Page 2 of 3 - “You are enormously and rightfully proud of these soldiers,” he said. “You will be a major part of their military lives and their futures.”
After Hood’s address, each of the cadets were sworn in by an officer, many of whom were friends or parents, and were given their shoulder bars, which also were attached by fiancés, spouses, parents and grandparents. Then, following Army tradition, they saluted a sergeant and gave that sergeant a silver dollar as a token of their first salute.
Newly-commissioned 2nd Lt. Abraham Beyene, of Kansas City, Mo., said he would attend BOLC at Fort Leonard Wood in Missouri before being posted to Fort Riley as an engineer. He said he worked hard over the past four years and was excited to begin his career.
“It feels like a great accomplishment,” Beyene said. “It’s the biggest accomplishment of my life.”
Second Lt. Callie Wheeler, of Olathe, received her bars from her father, Col. Howard Wheeler, and mother, Karen Hicks. She received her first salute from her grandfather, retired Navy Chief Petty Officer Karl Nelson.
Wheeler said she was looking forward to attending BOLC at Fort Sam Houston in San Antonio, Texas, and to becoming a medical evacuation pilot.
“I’ve been working for this every single day for four years,” said Wheeler, who will enter the Army Medical Services. “I get to help people every day I’m on the job, no matter what I’m doing. There aren’t many professions where you get to do that.”

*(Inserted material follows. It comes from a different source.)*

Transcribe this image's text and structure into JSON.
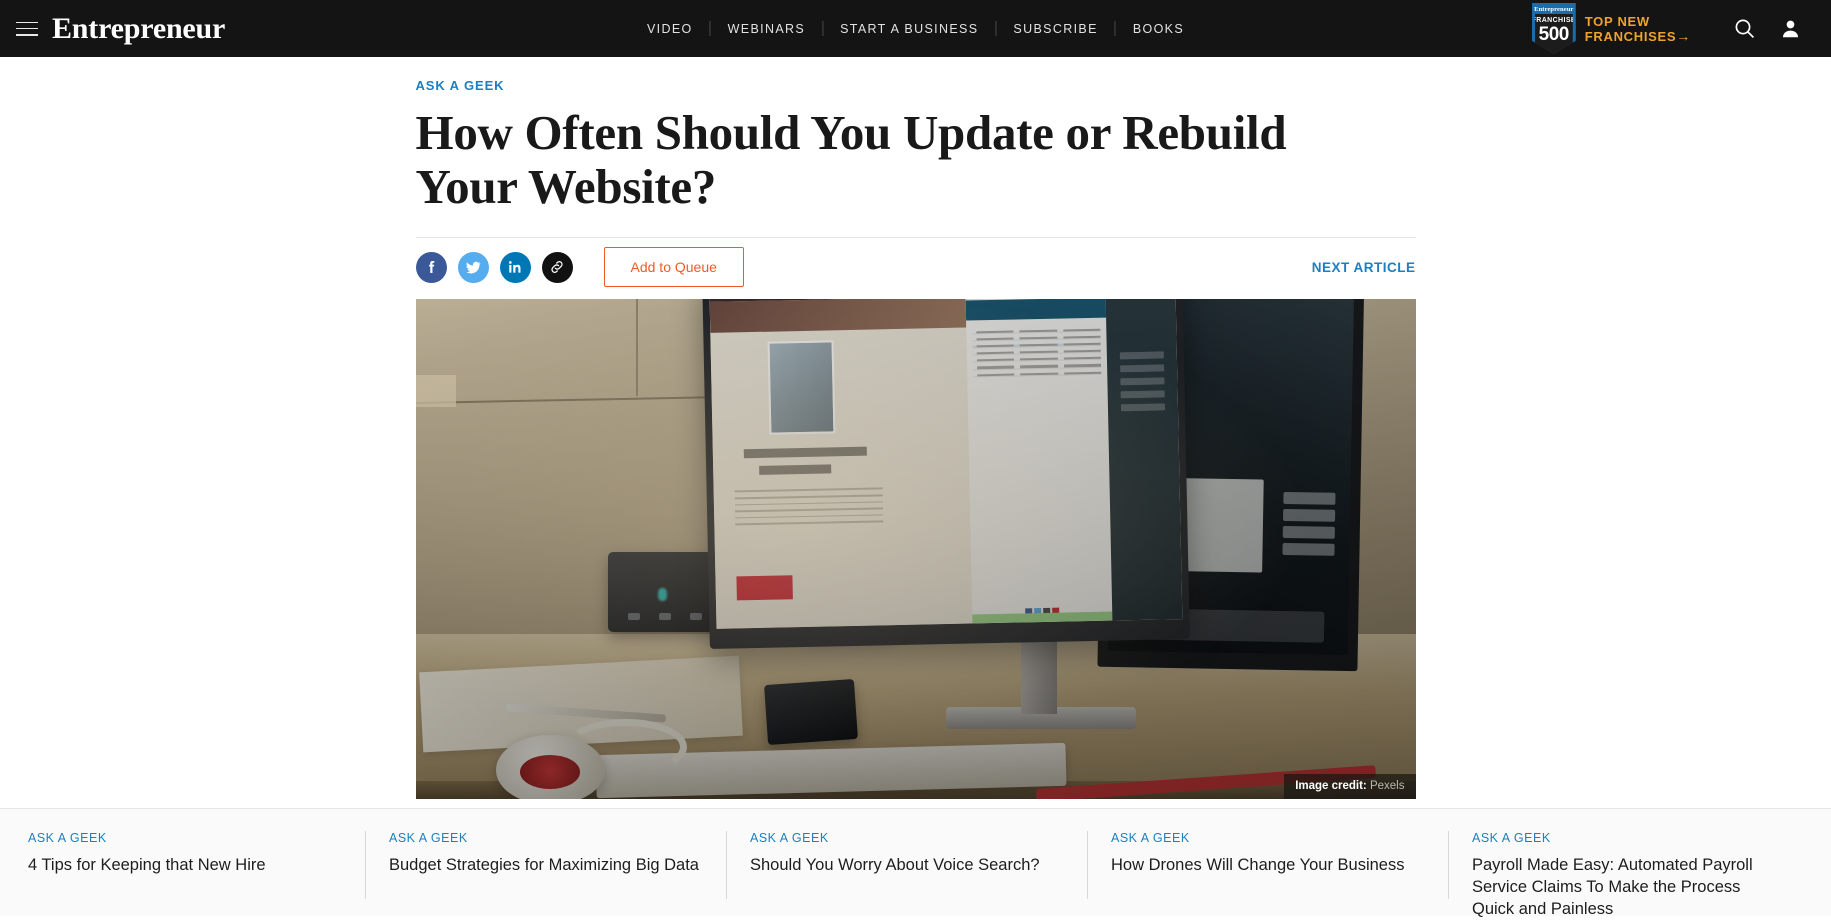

Wheeler’s father said he felt a strong swelling of pride knowing his daughter was following in his footsteps.
“You look around the military and you see a lot of families with multiple generations who have served,” Wheeler said. “I couldn’t be more proud. She’s achieved a lot in her life, and I’m certain she’s going to achieve a lot more.”
Wheeler’s grandfather, who gave her her first salute, said he felt overwhelmed.

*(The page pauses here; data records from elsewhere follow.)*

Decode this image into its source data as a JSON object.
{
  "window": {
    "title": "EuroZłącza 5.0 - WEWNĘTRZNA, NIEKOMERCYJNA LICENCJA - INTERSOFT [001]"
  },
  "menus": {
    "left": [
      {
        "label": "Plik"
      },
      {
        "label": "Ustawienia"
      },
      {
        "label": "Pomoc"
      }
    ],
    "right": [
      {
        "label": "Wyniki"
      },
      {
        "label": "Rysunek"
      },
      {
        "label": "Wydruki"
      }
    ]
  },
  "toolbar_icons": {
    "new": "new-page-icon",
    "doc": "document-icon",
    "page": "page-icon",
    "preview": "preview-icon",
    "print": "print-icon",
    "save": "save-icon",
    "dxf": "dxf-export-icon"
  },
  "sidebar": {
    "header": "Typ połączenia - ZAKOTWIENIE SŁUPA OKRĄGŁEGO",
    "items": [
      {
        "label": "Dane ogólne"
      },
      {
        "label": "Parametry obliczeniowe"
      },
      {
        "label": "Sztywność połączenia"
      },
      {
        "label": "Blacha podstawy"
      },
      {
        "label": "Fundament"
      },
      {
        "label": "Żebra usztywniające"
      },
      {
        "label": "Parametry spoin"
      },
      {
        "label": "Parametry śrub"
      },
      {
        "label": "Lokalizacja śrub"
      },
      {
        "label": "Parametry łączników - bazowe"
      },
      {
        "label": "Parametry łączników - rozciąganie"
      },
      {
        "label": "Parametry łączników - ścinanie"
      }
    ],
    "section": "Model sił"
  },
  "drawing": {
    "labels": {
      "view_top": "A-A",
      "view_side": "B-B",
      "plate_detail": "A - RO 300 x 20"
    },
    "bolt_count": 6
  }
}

“It’s all I can do keep from crying,” Nelson said, beaming. “She’s so beautiful, perfect. I’m very, very proud.”
Cadet Rachel Patrick was unable to attend the ceremony.
The new second lieutenants are:
• Jared Baier — Infantry
• Abraham Beyene — Engineers
• Shannon Dunkle — Quartermaster
• Shawn Fitch — Infantry
• Chris Fite — Military Intelligence
• Amanda Floyd — Nurse
• Kole Giles — Adjutant General
• Eric Harden — Filed Artillery
• Mike McGill — Signal Corps
• Lucian Myers — Engineers
• Orey Parks — Field Artillery
• Rachel Patrick* — Nurse
• Christopher Powers — Transportation
• Nicholas Purtle — Engineers
• Harold Rivard — Infantry
• Andrew Thomas — Armor
Page 3 of 3 - • Jesse West — Infantry
• Callie Wheeler — Medical Services
* Not in attendance